    Sale, who was to attempt to become the majors’ first 15-game winner, was sent home from the park.

    “The incident, which was non-physical in nature, currently is under further investigation by the club,” general manager Rick Hahn said in a statement. “The White Sox will have no additional comment until the investigation is completed.”

    The White Sox clubhouse was open to reporters for only 20 minutes before it was closed for a team meeting before the game. Manager Robin Ventura did not discuss the incident later in his pregame availability.

    Right-hander Matt Albers started in Sale’s place and the White Sox planned to use multiple relievers. The crowd booed when Albers was announced as the starter as the teams warmed up.

    Sale had been shown as the starter on the scoreboard until about 15 minutes before the scheduled first pitch, which was delayed 10 minutes by rain.

    With the White Sox fading from playoff contention, Sale’s name has been mentioned as a possible trade target for contending teams.

    The left-hander, 14-3 with a 3.18 ERA, has been outspoken in the past.

    Sale was openly critical of team president Ken Williams during spring training when he said the son of teammate Adam LaRoche would no longer be allowed in the clubhouse. LaRoche retired as a result, and Sale hung LaRoche’s jersey in his locker.

    The 27-year-old Sale has said he’d like to stay in Chicago. He was the 13th overall pick out of Florida Gulf Coast in 2010 and has been selected as an All-Star five times. He started for the American League in this month’s All-Star Game.

    Sale, who is 71-43 in his career, entered the day leading the majors with 133 innings pitched and three complete games.

    In his last outing Monday, Sale allowed one hit over eight shutout innings before closer David Robertson gave up four runs in the ninth in Chicago’s loss to Seattle.

    The White Sox, who started 23-10, had dropped eight of nine games before Saturday and sat in fourth place in the AL Central, creating speculation that Sale and fellow lefty Jose Quintana could be dealt.

    Hahn said Thursday the White Sox were “mired in mediocrity” and hinted at possible big roster changes.

    Tigers GM Al Avila said before the game that many teams were looking for starting pitching.

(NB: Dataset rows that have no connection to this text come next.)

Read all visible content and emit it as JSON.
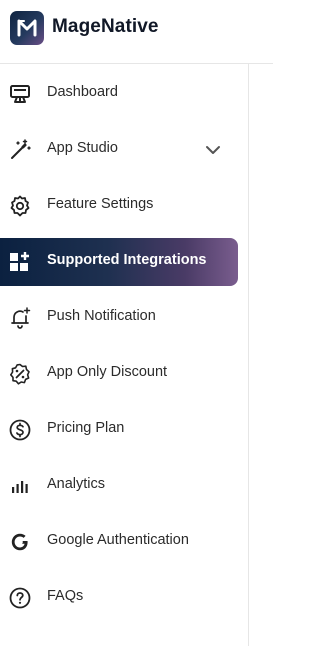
{
  "app": {
    "brand_name": "MageNative"
  },
  "sidebar": {
    "items": [
      {
        "label": "Dashboard",
        "icon": "dashboard-icon"
      },
      {
        "label": "App Studio",
        "icon": "magic-wand-icon",
        "has_dropdown": true
      },
      {
        "label": "Feature Settings",
        "icon": "gear-icon"
      },
      {
        "label": "Supported Integrations",
        "icon": "integrations-grid-icon",
        "active": true
      },
      {
        "label": "Push Notification",
        "icon": "bell-icon"
      },
      {
        "label": "App Only Discount",
        "icon": "discount-badge-icon"
      },
      {
        "label": "Pricing Plan",
        "icon": "dollar-circle-icon"
      },
      {
        "label": "Analytics",
        "icon": "bar-chart-icon"
      },
      {
        "label": "Google Authentication",
        "icon": "google-icon"
      },
      {
        "label": "FAQs",
        "icon": "question-circle-icon"
      }
    ]
  },
  "colors": {
    "active_gradient_start": "#0b2140",
    "active_gradient_end": "#7a5d8e",
    "text": "#2b2b2b",
    "icon": "#222222"
  }
}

    “Yet there are not as many good starting pitchers available,” Avila said. “And the guys that may come available are going to come at a steep price.